- [Your assignment]
Leave out the images and set down the records below exactly.

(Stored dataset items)

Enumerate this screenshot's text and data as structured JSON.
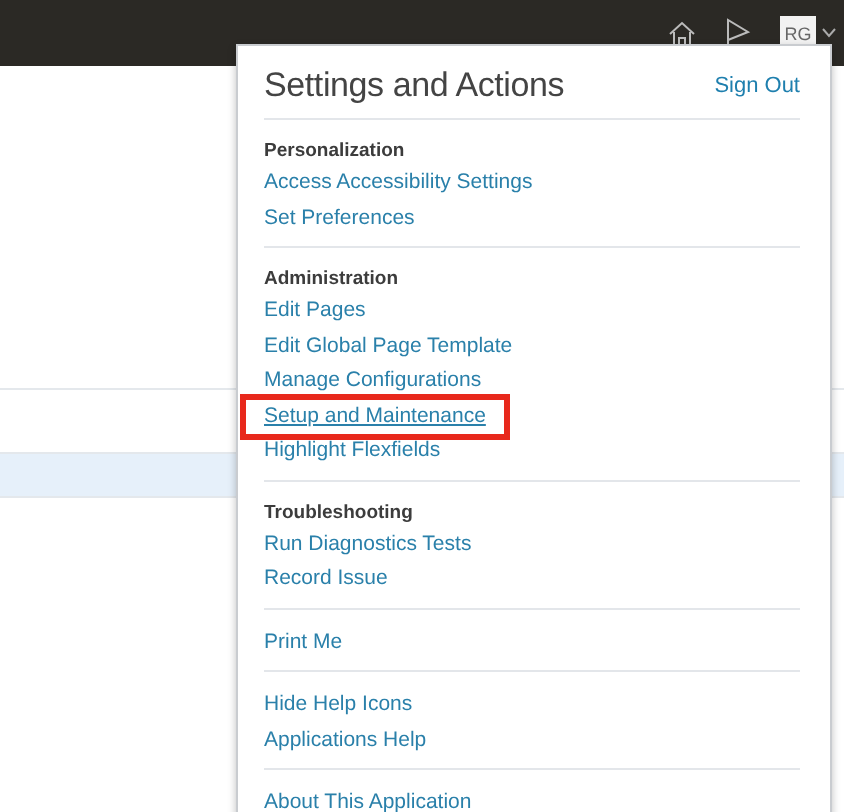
{
  "header": {
    "avatar": "RG"
  },
  "table": {
    "rows": [
      {
        "selected": false
      },
      {
        "selected": true
      },
      {
        "selected": false
      }
    ]
  },
  "menu": {
    "title": "Settings and Actions",
    "sign_out": "Sign Out",
    "groups": [
      {
        "heading": "Personalization",
        "items": [
          {
            "label": "Access Accessibility Settings",
            "highlighted": false
          },
          {
            "label": "Set Preferences",
            "highlighted": false
          }
        ]
      },
      {
        "heading": "Administration",
        "items": [
          {
            "label": "Edit Pages",
            "highlighted": false
          },
          {
            "label": "Edit Global Page Template",
            "highlighted": false
          },
          {
            "label": "Manage Configurations",
            "highlighted": false
          },
          {
            "label": "Setup and Maintenance",
            "highlighted": true
          },
          {
            "label": "Highlight Flexfields",
            "highlighted": false
          }
        ]
      },
      {
        "heading": "Troubleshooting",
        "items": [
          {
            "label": "Run Diagnostics Tests",
            "highlighted": false
          },
          {
            "label": "Record Issue",
            "highlighted": false
          }
        ]
      },
      {
        "items": [
          {
            "label": "Print Me",
            "highlighted": false
          }
        ]
      },
      {
        "items": [
          {
            "label": "Hide Help Icons",
            "highlighted": false
          },
          {
            "label": "Applications Help",
            "highlighted": false
          }
        ]
      },
      {
        "items": [
          {
            "label": "About This Application",
            "highlighted": false
          }
        ]
      }
    ]
  }
}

- [Exercise response]
Enumerate this screenshot's text and data as structured JSON.
{
  "header": {
    "avatar": "RG"
  },
  "table": {
    "rows": [
      {
        "selected": false
      },
      {
        "selected": true
      },
      {
        "selected": false
      }
    ]
  },
  "menu": {
    "title": "Settings and Actions",
    "sign_out": "Sign Out",
    "groups": [
      {
        "heading": "Personalization",
        "items": [
          {
            "label": "Access Accessibility Settings",
            "highlighted": false
          },
          {
            "label": "Set Preferences",
            "highlighted": false
          }
        ]
      },
      {
        "heading": "Administration",
        "items": [
          {
            "label": "Edit Pages",
            "highlighted": false
          },
          {
            "label": "Edit Global Page Template",
            "highlighted": false
          },
          {
            "label": "Manage Configurations",
            "highlighted": false
          },
          {
            "label": "Setup and Maintenance",
            "highlighted": true
          },
          {
            "label": "Highlight Flexfields",
            "highlighted": false
          }
        ]
      },
      {
        "heading": "Troubleshooting",
        "items": [
          {
            "label": "Run Diagnostics Tests",
            "highlighted": false
          },
          {
            "label": "Record Issue",
            "highlighted": false
          }
        ]
      },
      {
        "items": [
          {
            "label": "Print Me",
            "highlighted": false
          }
        ]
      },
      {
        "items": [
          {
            "label": "Hide Help Icons",
            "highlighted": false
          },
          {
            "label": "Applications Help",
            "highlighted": false
          }
        ]
      },
      {
        "items": [
          {
            "label": "About This Application",
            "highlighted": false
          }
        ]
      }
    ]
  }
}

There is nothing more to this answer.